December 14 – December 16, 2019.
I may have mentioned before that I have started planning where we go by just looking at Google Maps. I find that the green blobs on the map are usually interesting – being national parks, state parks, wildlife management areas, wildlife preserves, and other naturey things.
When I was looking at the map for things to do in Mississippi I saw a particularly large green blob not far from the coast near the Alabama border. I zoomed in on it. It was the Mississippi Sandhill Crane National Wildlife Refuge. I clicked on the link to the website and found out that they give free bus tours of the refuge. No schedule was listed, they requested you just call ahead for info. I love tours – especially when they are free so I made a mental note to ring them up when I knew when we might be in the area.
When we made our plans to move on from Florida to Mississippi I checked the website again for the refuge’s phone number. This is when I noticed that there wasn’t going to be a tour the day we were planning to visit. There was going to be a free crane festival instead!
I think this was my very first wildlife festival. Kind of like a music festival, there was a line up of presentations.
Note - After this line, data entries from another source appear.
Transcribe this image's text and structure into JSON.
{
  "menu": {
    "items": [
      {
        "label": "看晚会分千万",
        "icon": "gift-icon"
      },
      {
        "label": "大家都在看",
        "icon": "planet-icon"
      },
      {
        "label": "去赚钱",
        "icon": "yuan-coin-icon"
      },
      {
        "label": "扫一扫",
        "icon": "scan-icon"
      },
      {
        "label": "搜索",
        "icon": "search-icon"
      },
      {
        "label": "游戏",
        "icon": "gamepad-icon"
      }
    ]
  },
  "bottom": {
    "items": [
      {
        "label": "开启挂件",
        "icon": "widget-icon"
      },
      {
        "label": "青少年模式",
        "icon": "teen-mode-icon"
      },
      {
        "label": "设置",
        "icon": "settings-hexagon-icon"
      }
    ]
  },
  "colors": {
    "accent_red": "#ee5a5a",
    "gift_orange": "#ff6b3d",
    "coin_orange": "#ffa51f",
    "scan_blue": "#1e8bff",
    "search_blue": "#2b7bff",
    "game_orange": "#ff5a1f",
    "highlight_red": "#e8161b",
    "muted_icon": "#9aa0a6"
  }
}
Some of them overlapped but most of them repeated twice during the day. We made a plan hoping not to miss a thing.
Most of the presentations were in the visitor center. Outside there were booths from a variety of organizations ranging from an art museum to a brand new aquarium. I think every organization from a 50-mile radius involved with wildlife or the environment was represented.
The Gulf Islands National Seashore – Davis Bayou
After Crane Fest, we headed to another green blob on the map – Davis Bayou, part of the Gulf Islands National Seashore. You may remember that we had previously visited the Gulf Islands National Seashore when were visited Fort Pickens in Pensacola. This National Seashore is actually a series of Islands running along the gulf coast of Florida, Alabama, and Mississippi. Many of these islands are only accessible by boat. And only two of the locations have campgrounds – Fort Pickens and Davis Bayou.
We camped for two days at Davis Bayou. We went on two ranger walks, an intro to birding (why we now own a pair of binoculars) and an alligator walk. We also broke out the kayak (she has a name now, Pirogue Bleue*) and spent an afternoon stalking birds with my camera.
* We were inspired traveling in Cajun country recently. Piroque is a cajun canoe. Bleue is the female French word for Blue.
Do you have a fun or interesting wildlife experience? Have a favorite green blob on the map? Tell us about it in the comments!
6 thoughts on “It’s A Wild Wild Life”
As always, I enjoyed your docu-venture! Thanks
Thanks for the new word – docu-venture!
A Wildlife Festival! I love it. You could have stayed an extra day to do the free tour… 🙂 Although, it looks and sounds like you got your activity fill, based on the photos. How interesting and fascinating. And, I can see why you own binoculars now. Glad to see you keep using the kayak. Were you in the water when spotting the alligators?
Like you, we are attracted by green blobs on Google Maps, especially when looking for a lunch stop/picnic spot and to take Maya for a walk.
Each time I read your blogs, I think: “We should do stuff like this more often.” I realize that being as frugal as we are, we do miss out on things. We easily skip sites with entrance fees, just because of that reason, like the St. Augustine lighthouse the other day.
I also feel that I’d sightsee and visit more things if it wasn’t for Mark claiming it’s not worth the money to him, which doesn’t mean I couldn’t go (I have in the past), but it usually has me pass as well. 🙁 I’m determined to change this approach in the future, though.
No we weren’t in the water when we saw the alligators. The ranger did assure me that they wouldn’t bother us if we saw any. I think it would be cool to see one while we are kayaking but a little unnerving.
I kind of have a limit on how much we will pay for tours and entrance fees. Depending on the situation we might go over that. We paid for two lighthouse climbs in the Panhandle which I might have not normally sprung for but it seemed like the money was going for a good cause. This is why I don’t mind spending money for camping at National Parks sometimes – I love supporting National Parks and we get such amazing value out of our park pass.
It is more fun to do these things with another person but perhaps you do need to just start leaving Mark behind. I don’t think we’ve ever paid for a museum or tour we’ve been disappointed in.
Love the raptor shots
Thanks! It was fun seeing them.